The simulated area comprised an operational block extending 32 km from an area of good habitat from which tsetse might invade. Within the operational block, habitat comprised good areas mixed with poor ones where survival probabilities and population densities were lower. In good habitat, the natural daily mortalities of adults averaged 6.14% for males and 3.07% for females; the population grew 8.46in a year following a 90% reduction in densities of adults and pupae, but expired when the population density of males was reduced to <0.1/km2; daily movement of adults averaged 249 m for males and 367 m for females. Baits were placed throughout the operational area, or patchily to simulate uneven distributions of cattle and targets. Gaps of 2–3 km between baits were inconsequential provided the average imposed mortality per km2 across the entire operational area was maintained. Leaving gaps 5–7 km wide inside an area where baits killed 10% per day delayed effective control by 4–11 years. Corrective measures that put a few baits within the gaps were more effective than deploying extra baits on the edges.
The uneven distribution of cattle within settled areas is unlikely to compromise the impact of insecticide-treated cattle on tsetse. However, where areas of >3 km wide are cattle-free then insecticide-treated targets should be deployed to compensate for the lack of cattle.
|Additional Information:|| First published: October 18, 2011.  Published as: PLOS Neglected Tropical Diseases, (2011), Vol. 5, (10) : e1360.  Copyright: © 2011 Torr, Vale. This is an open-access article distributed under the terms of the Creative Commons Attribution License, which permits unrestricted use, distribution, and reproduction in any medium, provided the original author and source are credited.  PLOS Neglected Tropical Diseases is an open-access journal.  The definitive version can be accessed at PLOS Neglected Tropical Diseases - http://dx.doi.org/10.1371/journal.pntd.0001360|
|Uncontrolled Keywords:||tsetse, trypanosomiasis, Glossina, sleeping sickness, population model, modelling, vector ecology|
|Subjects:||S Agriculture > SF Animal culture|
|School / Department / Research Groups:||Natural Resources Institute
Faculty of Engineering & Science > Natural Resources Institute
Natural Resources Institute > Agriculture, Health & Environment

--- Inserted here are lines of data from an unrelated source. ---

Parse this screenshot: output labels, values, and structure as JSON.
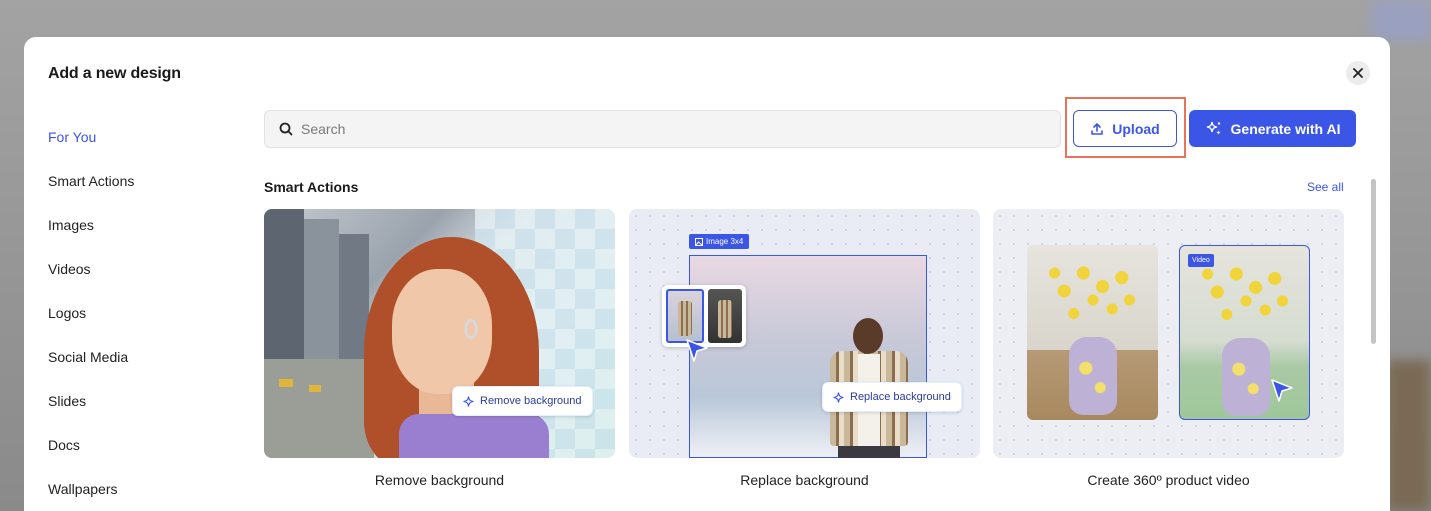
{
  "modal": {
    "title": "Add a new design"
  },
  "sidebar": {
    "items": [
      {
        "label": "For You",
        "active": true
      },
      {
        "label": "Smart Actions"
      },
      {
        "label": "Images"
      },
      {
        "label": "Videos"
      },
      {
        "label": "Logos"
      },
      {
        "label": "Social Media"
      },
      {
        "label": "Slides"
      },
      {
        "label": "Docs"
      },
      {
        "label": "Wallpapers"
      }
    ]
  },
  "toolbar": {
    "search_placeholder": "Search",
    "upload_label": "Upload",
    "generate_label": "Generate with AI"
  },
  "section": {
    "title": "Smart Actions",
    "see_all": "See all"
  },
  "cards": [
    {
      "label": "Remove background",
      "pill": "Remove background"
    },
    {
      "label": "Replace background",
      "pill": "Replace background",
      "tag": "Image 3x4"
    },
    {
      "label": "Create 360º product video",
      "tag": "Video"
    }
  ],
  "colors": {
    "accent": "#3b55e6",
    "highlight": "#e8735a"
  }
}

Faculty of Engineering & Science > Natural Resources Institute > Agriculture, Health & Environment
Natural Resources Institute > Pest Behaviour Research Group

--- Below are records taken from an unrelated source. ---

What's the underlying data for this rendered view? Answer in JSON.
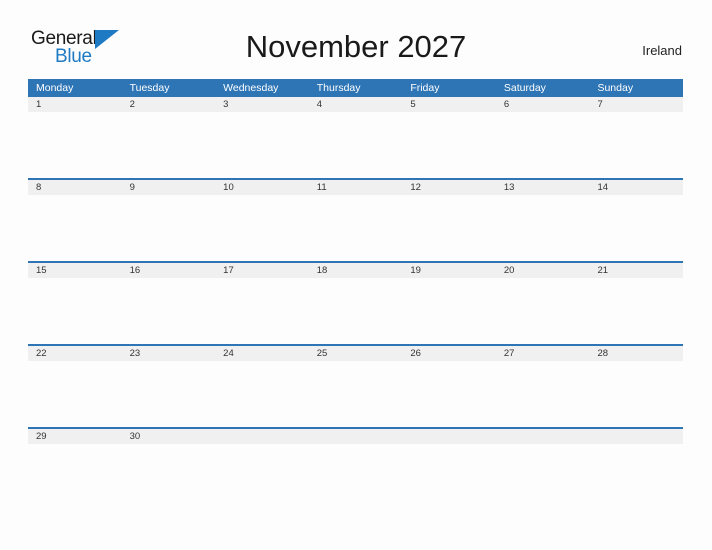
{
  "brand": {
    "name_part1": "General",
    "name_part2": "Blue",
    "flag_icon": "blue-triangle-flag"
  },
  "header": {
    "title": "November 2027",
    "locale": "Ireland"
  },
  "colors": {
    "header_blue": "#2e75b6",
    "date_strip_gray": "#f0f0f0",
    "page_background": "#fdfdfd",
    "brand_blue": "#1f7ac4",
    "text_dark": "#1a1a1a"
  },
  "calendar": {
    "month": "November",
    "year": "2027",
    "weekday_headers": [
      "Monday",
      "Tuesday",
      "Wednesday",
      "Thursday",
      "Friday",
      "Saturday",
      "Sunday"
    ],
    "weeks": [
      {
        "days": [
          "1",
          "2",
          "3",
          "4",
          "5",
          "6",
          "7"
        ]
      },
      {
        "days": [
          "8",
          "9",
          "10",
          "11",
          "12",
          "13",
          "14"
        ]
      },
      {
        "days": [
          "15",
          "16",
          "17",
          "18",
          "19",
          "20",
          "21"
        ]
      },
      {
        "days": [
          "22",
          "23",
          "24",
          "25",
          "26",
          "27",
          "28"
        ]
      },
      {
        "days": [
          "29",
          "30",
          "",
          "",
          "",
          "",
          ""
        ]
      }
    ]
  }
}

Faculty of Engineering & Science > Natural Resources Institute > Pest Behaviour Research Group
|Last Modified:||23 Apr 2016 11:30|
Actions (login required)
Downloads per month over past year